Content starts

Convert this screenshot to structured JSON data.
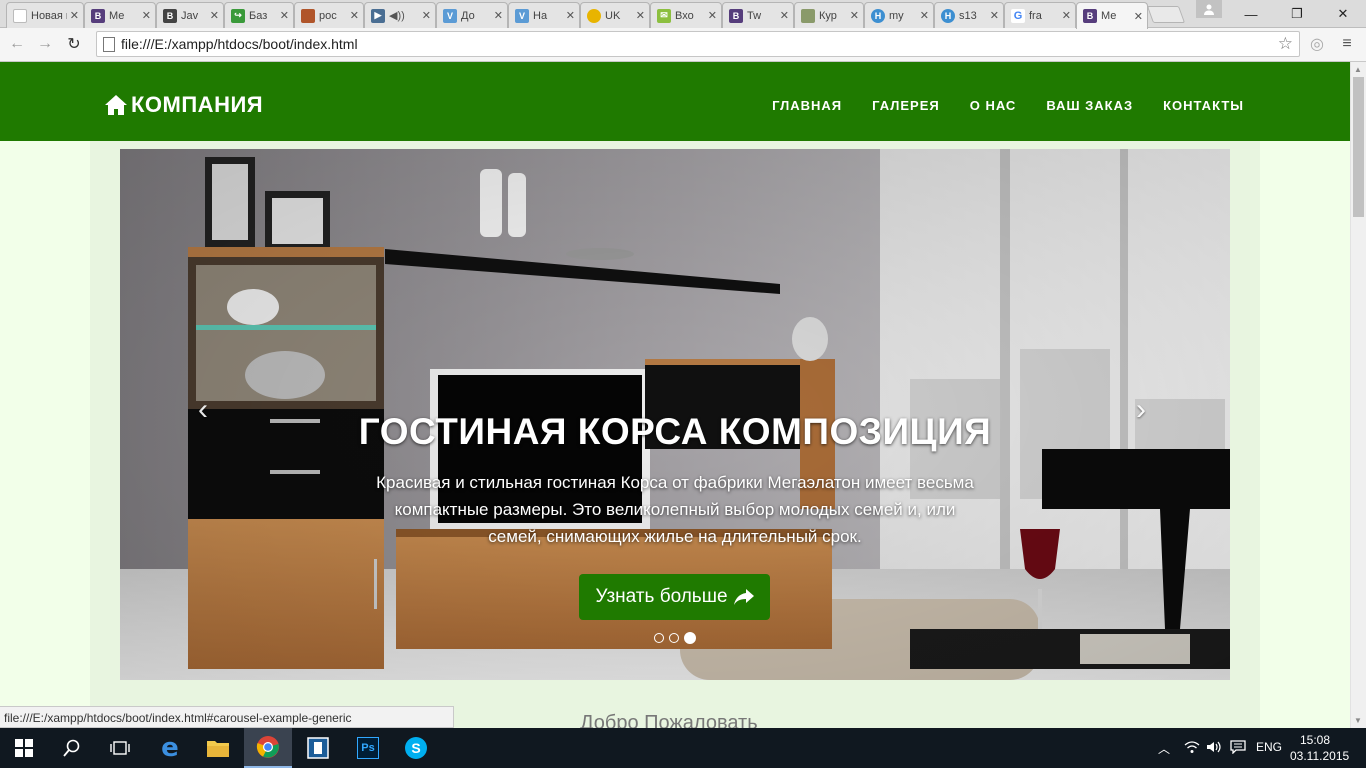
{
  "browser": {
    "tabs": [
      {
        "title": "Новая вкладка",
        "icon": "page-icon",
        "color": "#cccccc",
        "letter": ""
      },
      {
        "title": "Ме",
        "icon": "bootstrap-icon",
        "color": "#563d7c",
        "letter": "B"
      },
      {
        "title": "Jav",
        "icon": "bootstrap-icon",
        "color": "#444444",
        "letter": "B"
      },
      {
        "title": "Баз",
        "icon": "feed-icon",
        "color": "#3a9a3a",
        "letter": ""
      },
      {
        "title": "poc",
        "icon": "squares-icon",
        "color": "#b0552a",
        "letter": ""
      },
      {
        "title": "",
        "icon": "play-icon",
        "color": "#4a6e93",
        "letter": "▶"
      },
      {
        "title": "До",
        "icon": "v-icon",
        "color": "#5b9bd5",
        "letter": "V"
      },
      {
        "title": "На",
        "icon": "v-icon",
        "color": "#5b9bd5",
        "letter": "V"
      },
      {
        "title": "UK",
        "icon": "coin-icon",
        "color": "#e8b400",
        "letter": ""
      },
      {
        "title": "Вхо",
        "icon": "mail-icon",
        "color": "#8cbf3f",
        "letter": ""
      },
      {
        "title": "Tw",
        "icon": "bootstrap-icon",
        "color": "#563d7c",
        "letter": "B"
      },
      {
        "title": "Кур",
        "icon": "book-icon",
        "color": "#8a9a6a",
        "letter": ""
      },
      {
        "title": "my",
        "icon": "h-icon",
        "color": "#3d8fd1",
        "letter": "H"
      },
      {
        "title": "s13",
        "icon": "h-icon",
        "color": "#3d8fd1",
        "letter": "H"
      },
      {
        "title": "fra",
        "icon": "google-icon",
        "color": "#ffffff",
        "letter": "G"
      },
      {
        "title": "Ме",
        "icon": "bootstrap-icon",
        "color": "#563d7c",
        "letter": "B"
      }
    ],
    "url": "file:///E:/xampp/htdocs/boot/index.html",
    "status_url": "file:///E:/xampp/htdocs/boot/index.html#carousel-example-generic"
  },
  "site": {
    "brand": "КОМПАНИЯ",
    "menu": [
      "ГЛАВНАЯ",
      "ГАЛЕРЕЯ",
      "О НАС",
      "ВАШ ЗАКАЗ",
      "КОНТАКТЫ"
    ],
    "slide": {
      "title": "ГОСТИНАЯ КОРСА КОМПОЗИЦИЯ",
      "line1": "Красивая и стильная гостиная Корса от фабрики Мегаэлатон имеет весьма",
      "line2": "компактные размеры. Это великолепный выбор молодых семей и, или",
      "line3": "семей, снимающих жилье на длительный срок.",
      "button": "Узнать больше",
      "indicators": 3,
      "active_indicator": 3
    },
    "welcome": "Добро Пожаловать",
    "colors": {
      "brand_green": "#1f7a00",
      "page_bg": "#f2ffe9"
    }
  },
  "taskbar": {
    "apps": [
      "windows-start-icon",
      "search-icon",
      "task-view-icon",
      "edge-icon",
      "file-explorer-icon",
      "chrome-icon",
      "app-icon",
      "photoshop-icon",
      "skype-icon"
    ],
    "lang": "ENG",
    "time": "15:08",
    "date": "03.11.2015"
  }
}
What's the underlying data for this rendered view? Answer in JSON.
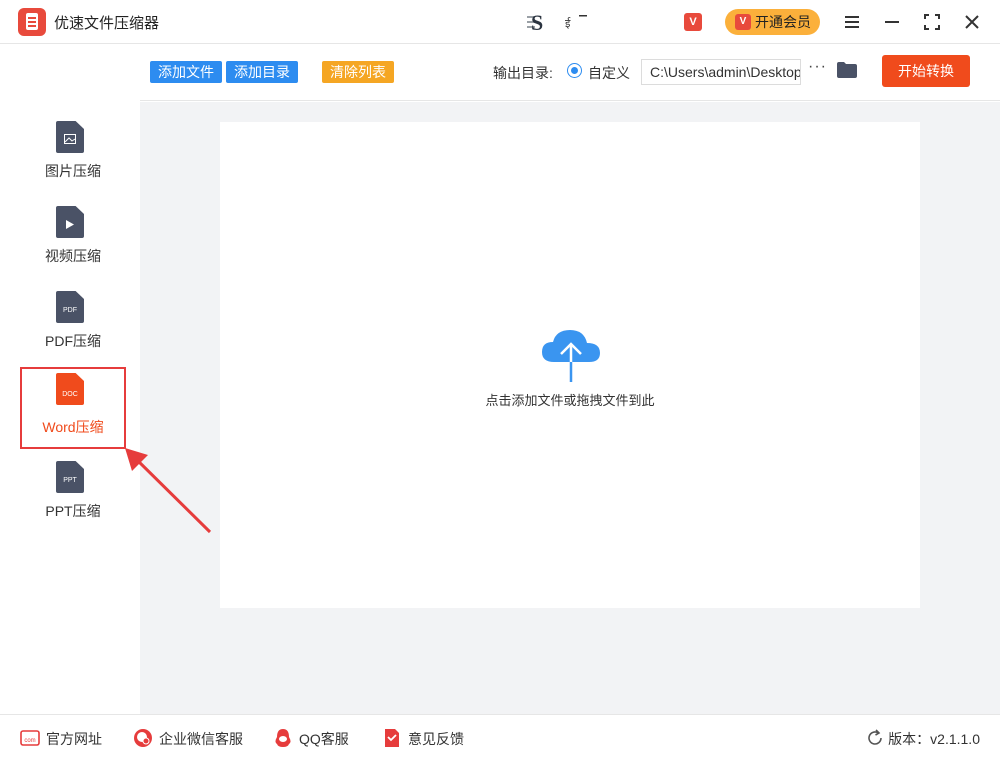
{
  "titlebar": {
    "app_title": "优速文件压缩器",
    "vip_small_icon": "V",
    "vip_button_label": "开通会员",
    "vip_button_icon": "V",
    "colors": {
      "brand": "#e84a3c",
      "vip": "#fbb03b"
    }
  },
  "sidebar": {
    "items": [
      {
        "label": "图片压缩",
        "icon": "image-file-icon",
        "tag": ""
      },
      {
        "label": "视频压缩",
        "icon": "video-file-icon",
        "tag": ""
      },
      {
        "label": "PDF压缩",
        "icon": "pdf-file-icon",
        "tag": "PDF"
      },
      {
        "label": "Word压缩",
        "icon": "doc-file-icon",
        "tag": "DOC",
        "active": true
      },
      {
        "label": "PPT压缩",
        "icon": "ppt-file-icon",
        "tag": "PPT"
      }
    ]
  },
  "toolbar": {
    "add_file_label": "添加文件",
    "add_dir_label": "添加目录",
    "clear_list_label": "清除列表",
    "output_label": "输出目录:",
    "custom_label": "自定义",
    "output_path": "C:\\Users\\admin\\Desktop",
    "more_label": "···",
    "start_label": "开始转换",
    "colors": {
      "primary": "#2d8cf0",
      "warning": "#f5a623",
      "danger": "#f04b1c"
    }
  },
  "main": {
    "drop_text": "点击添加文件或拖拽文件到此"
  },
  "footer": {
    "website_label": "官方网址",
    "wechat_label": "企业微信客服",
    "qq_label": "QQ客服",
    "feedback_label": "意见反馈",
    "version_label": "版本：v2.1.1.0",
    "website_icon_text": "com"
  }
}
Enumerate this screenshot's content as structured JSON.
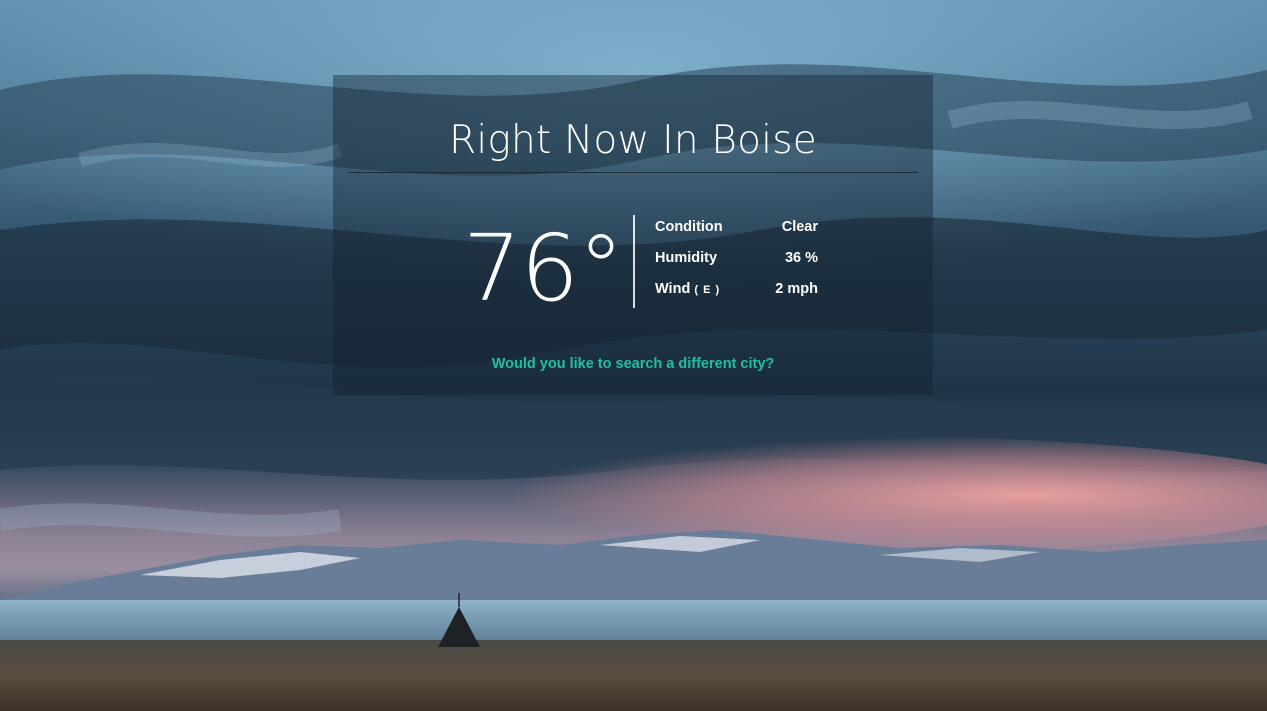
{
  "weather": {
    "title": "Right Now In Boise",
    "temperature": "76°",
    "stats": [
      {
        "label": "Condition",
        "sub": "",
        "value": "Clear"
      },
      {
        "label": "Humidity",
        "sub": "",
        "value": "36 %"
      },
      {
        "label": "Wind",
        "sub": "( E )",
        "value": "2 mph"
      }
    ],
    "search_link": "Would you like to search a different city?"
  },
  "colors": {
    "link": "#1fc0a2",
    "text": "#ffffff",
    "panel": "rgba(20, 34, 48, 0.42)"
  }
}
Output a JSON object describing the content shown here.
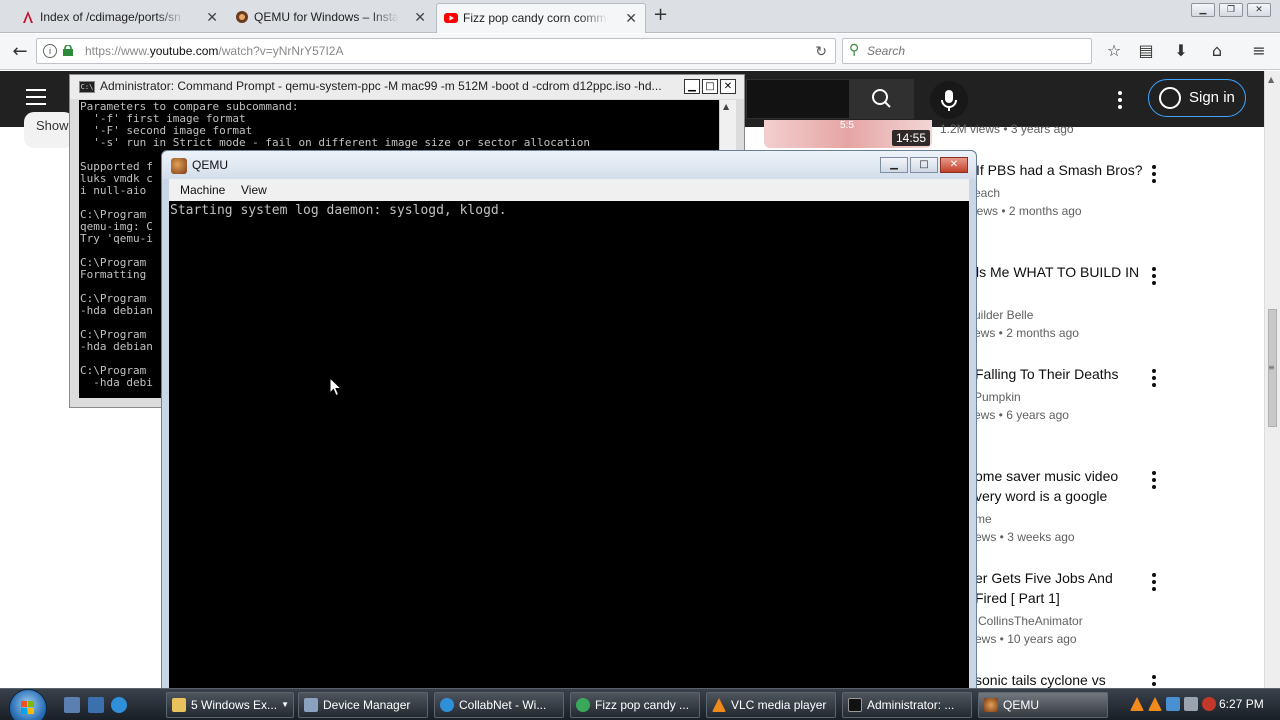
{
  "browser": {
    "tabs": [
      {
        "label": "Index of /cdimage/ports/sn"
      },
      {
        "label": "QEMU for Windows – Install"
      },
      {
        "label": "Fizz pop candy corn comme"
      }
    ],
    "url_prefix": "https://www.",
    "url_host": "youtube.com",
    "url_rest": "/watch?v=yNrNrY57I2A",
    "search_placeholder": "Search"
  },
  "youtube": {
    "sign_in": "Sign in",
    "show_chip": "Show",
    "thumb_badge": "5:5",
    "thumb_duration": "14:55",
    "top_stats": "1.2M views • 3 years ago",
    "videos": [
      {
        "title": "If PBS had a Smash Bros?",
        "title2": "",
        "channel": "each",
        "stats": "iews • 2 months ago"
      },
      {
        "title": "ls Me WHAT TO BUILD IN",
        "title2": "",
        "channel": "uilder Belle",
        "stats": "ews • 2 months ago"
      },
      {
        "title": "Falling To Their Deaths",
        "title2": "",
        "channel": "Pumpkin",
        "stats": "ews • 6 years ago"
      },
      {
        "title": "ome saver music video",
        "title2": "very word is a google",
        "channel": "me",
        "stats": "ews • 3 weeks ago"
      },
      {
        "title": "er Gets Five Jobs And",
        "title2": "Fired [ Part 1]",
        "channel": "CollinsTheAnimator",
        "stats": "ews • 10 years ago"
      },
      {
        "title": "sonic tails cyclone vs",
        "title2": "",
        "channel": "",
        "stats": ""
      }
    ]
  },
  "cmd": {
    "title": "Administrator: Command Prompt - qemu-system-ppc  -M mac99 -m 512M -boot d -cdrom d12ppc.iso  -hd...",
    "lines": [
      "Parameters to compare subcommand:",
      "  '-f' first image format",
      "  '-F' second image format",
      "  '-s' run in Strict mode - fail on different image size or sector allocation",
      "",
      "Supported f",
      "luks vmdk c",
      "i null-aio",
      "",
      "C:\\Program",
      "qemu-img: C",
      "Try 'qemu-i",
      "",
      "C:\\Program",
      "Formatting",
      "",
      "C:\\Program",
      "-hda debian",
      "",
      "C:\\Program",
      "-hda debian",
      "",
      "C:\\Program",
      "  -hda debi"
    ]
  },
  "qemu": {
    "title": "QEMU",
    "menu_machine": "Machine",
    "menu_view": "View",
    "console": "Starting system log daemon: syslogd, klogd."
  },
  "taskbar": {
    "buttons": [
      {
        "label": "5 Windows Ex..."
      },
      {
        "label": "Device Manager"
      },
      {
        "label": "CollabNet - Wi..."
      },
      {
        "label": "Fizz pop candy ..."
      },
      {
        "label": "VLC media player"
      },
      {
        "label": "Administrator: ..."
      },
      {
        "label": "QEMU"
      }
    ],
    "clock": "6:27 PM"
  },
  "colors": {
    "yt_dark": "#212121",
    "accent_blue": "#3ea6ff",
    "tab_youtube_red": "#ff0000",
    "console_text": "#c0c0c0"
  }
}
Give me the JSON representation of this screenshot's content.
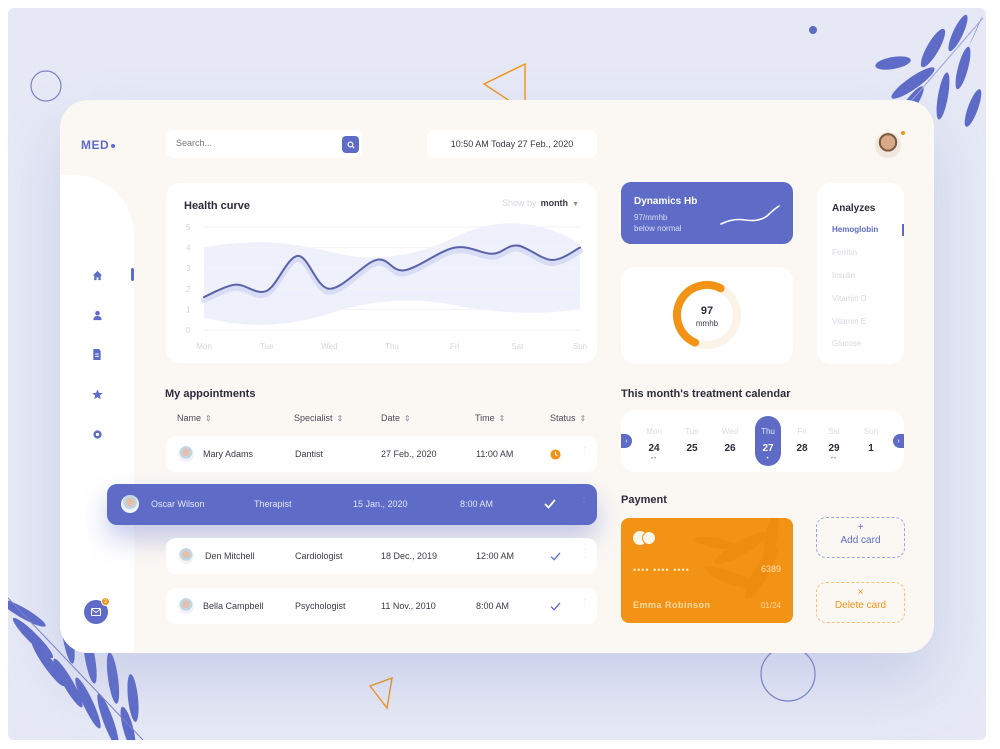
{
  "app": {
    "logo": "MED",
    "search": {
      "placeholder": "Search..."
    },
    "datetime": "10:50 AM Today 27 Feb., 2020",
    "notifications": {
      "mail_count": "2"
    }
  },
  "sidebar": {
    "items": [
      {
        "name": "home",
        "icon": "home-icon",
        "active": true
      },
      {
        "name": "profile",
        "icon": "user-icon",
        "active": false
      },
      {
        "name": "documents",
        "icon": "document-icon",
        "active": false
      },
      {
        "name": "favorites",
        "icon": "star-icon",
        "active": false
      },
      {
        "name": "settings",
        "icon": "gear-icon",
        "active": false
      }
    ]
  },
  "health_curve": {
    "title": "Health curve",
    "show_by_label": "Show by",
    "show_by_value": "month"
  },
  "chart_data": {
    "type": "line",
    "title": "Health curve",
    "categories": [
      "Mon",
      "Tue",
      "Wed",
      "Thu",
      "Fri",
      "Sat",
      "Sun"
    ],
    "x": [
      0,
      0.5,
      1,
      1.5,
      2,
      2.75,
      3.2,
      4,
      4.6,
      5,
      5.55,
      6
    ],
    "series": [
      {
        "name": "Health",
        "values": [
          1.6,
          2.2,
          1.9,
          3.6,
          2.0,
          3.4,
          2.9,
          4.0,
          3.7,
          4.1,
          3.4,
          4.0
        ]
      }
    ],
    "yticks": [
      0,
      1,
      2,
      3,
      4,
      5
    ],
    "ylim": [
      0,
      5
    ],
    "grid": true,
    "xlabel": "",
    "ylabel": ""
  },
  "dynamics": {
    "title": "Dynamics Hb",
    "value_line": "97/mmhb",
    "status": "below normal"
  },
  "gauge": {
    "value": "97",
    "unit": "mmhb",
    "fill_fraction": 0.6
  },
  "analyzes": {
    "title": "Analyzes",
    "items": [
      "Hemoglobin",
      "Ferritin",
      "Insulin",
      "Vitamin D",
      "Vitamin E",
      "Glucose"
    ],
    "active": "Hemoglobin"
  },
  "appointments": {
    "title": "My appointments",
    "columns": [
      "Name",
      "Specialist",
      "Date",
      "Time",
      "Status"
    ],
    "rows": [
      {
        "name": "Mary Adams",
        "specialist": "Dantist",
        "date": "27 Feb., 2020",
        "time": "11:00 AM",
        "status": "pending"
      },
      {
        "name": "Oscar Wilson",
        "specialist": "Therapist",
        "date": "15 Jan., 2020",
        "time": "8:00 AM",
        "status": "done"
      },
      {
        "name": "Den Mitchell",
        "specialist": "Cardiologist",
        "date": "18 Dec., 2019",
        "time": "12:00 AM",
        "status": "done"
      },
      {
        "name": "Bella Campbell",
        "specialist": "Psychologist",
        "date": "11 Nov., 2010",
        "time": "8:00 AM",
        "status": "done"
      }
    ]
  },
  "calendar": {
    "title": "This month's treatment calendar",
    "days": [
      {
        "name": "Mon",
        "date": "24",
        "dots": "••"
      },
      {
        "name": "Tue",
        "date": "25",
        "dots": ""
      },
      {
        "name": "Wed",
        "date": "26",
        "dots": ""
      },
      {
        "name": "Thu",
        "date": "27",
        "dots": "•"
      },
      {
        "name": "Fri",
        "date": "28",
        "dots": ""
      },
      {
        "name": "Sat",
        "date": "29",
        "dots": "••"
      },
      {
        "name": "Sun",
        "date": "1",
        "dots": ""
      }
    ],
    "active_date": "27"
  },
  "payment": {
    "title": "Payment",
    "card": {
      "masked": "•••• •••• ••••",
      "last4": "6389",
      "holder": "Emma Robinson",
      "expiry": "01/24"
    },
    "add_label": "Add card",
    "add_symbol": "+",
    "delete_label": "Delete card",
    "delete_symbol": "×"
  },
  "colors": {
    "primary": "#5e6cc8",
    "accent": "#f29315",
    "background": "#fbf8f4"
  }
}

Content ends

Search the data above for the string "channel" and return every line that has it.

        "channel": "each",
        "channel": "uilder Belle",
        "channel": "Pumpkin",
        "channel": "me",
        "channel": "CollinsTheAnimator",
        "channel": "",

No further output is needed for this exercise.